With its rather unassuming cover art (I like to refer to it as 'The Nose'...look closely), the debut of French Gojira might give the impression that it was any of a million typical alt rock or alt metal albums released by countless forgettable bands in the 90s. But the music contained within Terra Incognita, 14 tracks, half of which are culled from the band's Saturate and Wisdom Comes demos (1999-2000), is often not a great distance from their more recent material ala The Way of All Flesh. Combining accessible, mechanical grooves into the field of more intense death metal is not a trait often welcomed within the genre, and to be sure, Gojira have their lovers and haters like any other band that sticks their neck out and begs to be just a little different.
Terra Incognita might be the band's first and worst effort, but that's saying a lot for the French band. Even on this formative release, which occasionally lacks the distinctness of its younger siblings, there are still a few good songs and ideas. With a sound culled from influences like Meshuggah, Sepultura, Carcass, Kong, Machine Head, and perhaps a little Prong, the band has a lot of modern, arguably nu-metal mosh to them that can often distract from their heightened sense of riffing, but occasionally even these LCD grooves can stun the listener straight into submission with their effortless precision. Although the band's musical skills were already well honed by this point, I am not a major fan of Joe Duplantier's vocals on many of the tracks, which feel like a rather ho-hum mesh of grunts and snarling, like a modern Carcass with little visceral splash.
"Clone" showcases the band's love for tapping rhythms, something they continue to this day (on a number of Way of All Flesh tracks), and this is sadly the most interesting riff of the song. The rest of the track consists of big, mid-period Sepultura-like mosh/thrash, rolling double bass and not much in the way of a hook, not even the Prong-like riff at 2:00 with the squeal is enticing. They lead off "Lizard Skin" with a decent droning guitar rhythm, then break for a more mathematical chug-off akin to Meshuggah. "Satan is a Lawyer" introduces goofy, clean vocals over lightly distorted, almost funk-rock guitar rhythms, all of which are rather garbage until the band busts out the speed-picked neo-thrash rhythm at around 2:40. "04" is an interlude piece with more tapping mayhem, while "Blow Me Away You (niverse)" lurches with some sagging groove rhythms but finally picks up a little near the end.
I'm not a huge fan of that entire chunk of album, but after comes fascinating second interlude, " 5988 Trillions De Tonnes" formed of ambient swells and raggedy tribal percussion, which precedes "Deliverance", which opens with some thrash-u-puncture and grating and groove-laden death. "Space Time" is one of the strongest tracks on the album, with strong and curious drumming courtesy of Mario Duplantier, and Joe using his more identifiable, hoarse, angsty vocals. "On the B.O.T.A." emits some nutty tapping and a fusion-funk atmosphere, while "Rise" has an incredibly dense and sick verse rhythm, among some less interesting, chug chunks and then transforms back into the natural 'rain forest' percussive interlude of "5988 Trillions...".

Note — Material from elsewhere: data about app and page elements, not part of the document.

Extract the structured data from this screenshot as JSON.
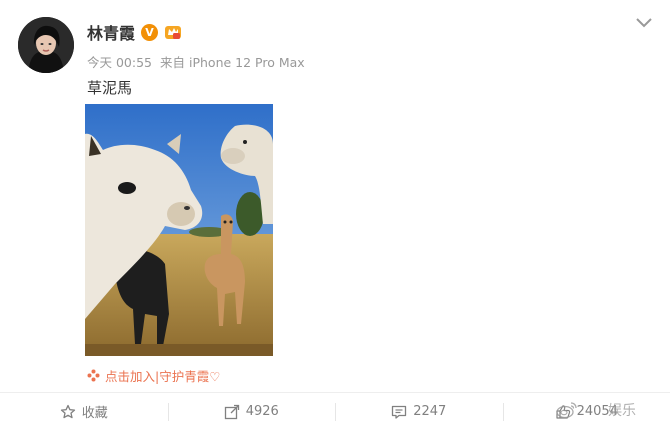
{
  "post": {
    "author": "林青霞",
    "time": "今天 00:55",
    "source_prefix": "来自",
    "source": "iPhone 12 Pro Max",
    "content": "草泥馬",
    "verified_badge": "V",
    "super_topic": "点击加入|守护青霞♡"
  },
  "actions": {
    "favorite": "收藏",
    "repost_count": "4926",
    "comment_count": "2247",
    "like_count": "24054"
  },
  "watermark": "娱乐",
  "icons": [
    "avatar",
    "verified-badge",
    "crown-icon",
    "chevron-down-icon",
    "flower-icon",
    "star-icon",
    "share-icon",
    "comment-icon",
    "like-icon"
  ],
  "colors": {
    "accent": "#eb7350",
    "badge": "#f29007",
    "text": "#333333",
    "muted": "#999999"
  }
}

The final stretch of Terra Incognito begins with the thunderous, low-end churn of "Fire is Everything", which devolves into a dull, minimal chug-a-long before taking the high road with a nice vocal/groove segment, only then to fall once more into another, sluggish, not very interesting riff that crashes into the closing patter of electronic rain. "Love" builds a rolling artillery in the verse, then crashing around your mind with some atmosphere before it erupts into a very Meshuggah breakdown interspersed with great percussive strikes. "1990 Quatrillions de Tonnes" uses somber, cleaner guitars and samples of vocal torment along a steady rock beat, like a river winding into Pandemonium and picking up echoes of the insanity beyond. The 'closer' to the album, "In the Forest" is another of its best tracks, building a feel reminiscent of the Dutch band Kong before the vocals, and then some very forceful palm muted rhythms that chug into the silence beyond...until a hidden instrumental track pops up for a brief spell.
I was not a huge fan of this album at the time, and even listening back to it today, it feels dated and more than a little sterile. They were merely a curiosity in 2000, another band that dared walk the ground of a Prong or Meshuggah but with less interesting songs than the former and little of the machine-like hostility of the latter (i.e. an album like Chaosphere). Since the band have taken off, being booked on huge tours and profiting from a large degree of buzz, they've matured considerably. For that reason, I'd suggest any of their later full-length offerings above this, and delegate Terra Incognita to those fans who want to listen to the band's 'demo' phase, where the soil was fertile with a crop of dynamic intentions, but the early harvest was simply not the best of eats.
Highlights: Space Time, In the Forest
Verdict: Indifference [6.75/10] (my envelope is too tight now)